*Exercise details:*
Please print every record below exactly as it appears, but leave out the pictures.

——

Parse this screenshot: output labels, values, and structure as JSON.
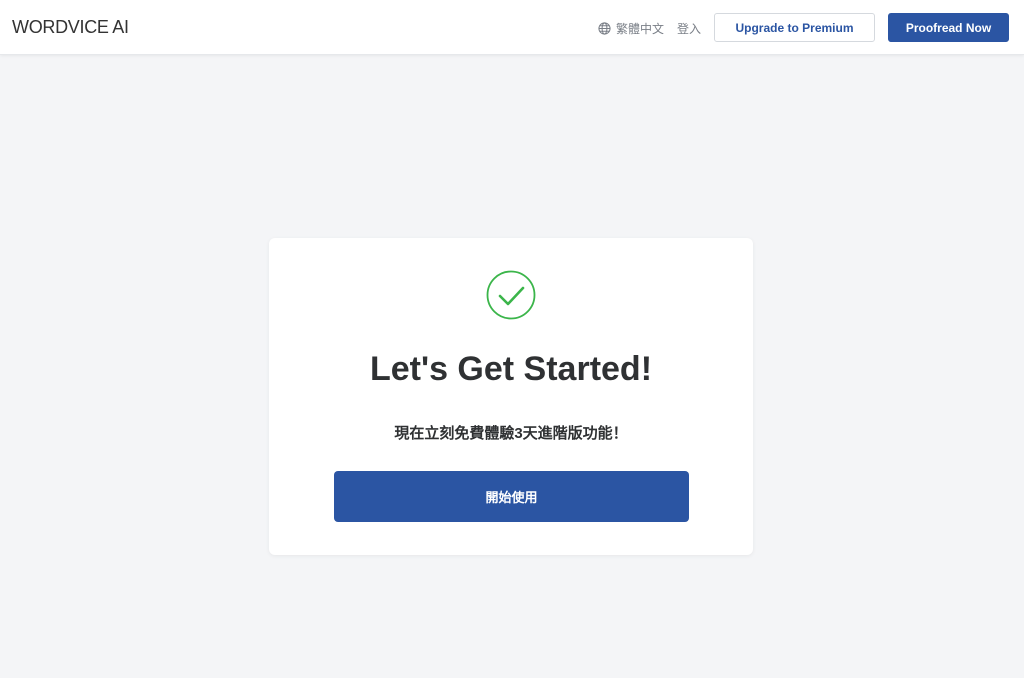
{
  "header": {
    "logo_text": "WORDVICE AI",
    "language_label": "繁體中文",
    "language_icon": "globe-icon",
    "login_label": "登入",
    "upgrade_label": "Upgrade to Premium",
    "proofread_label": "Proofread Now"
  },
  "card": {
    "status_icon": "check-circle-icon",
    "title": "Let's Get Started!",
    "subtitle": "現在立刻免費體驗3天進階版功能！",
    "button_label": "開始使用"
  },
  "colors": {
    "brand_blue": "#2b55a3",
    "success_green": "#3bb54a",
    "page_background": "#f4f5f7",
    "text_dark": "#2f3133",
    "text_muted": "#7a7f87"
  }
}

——

*Answer section:*
Parse this screenshot: output labels, values, and structure as JSON.
{
  "header": {
    "logo_text": "WORDVICE AI",
    "language_label": "繁體中文",
    "language_icon": "globe-icon",
    "login_label": "登入",
    "upgrade_label": "Upgrade to Premium",
    "proofread_label": "Proofread Now"
  },
  "card": {
    "status_icon": "check-circle-icon",
    "title": "Let's Get Started!",
    "subtitle": "現在立刻免費體驗3天進階版功能！",
    "button_label": "開始使用"
  },
  "colors": {
    "brand_blue": "#2b55a3",
    "success_green": "#3bb54a",
    "page_background": "#f4f5f7",
    "text_dark": "#2f3133",
    "text_muted": "#7a7f87"
  }
}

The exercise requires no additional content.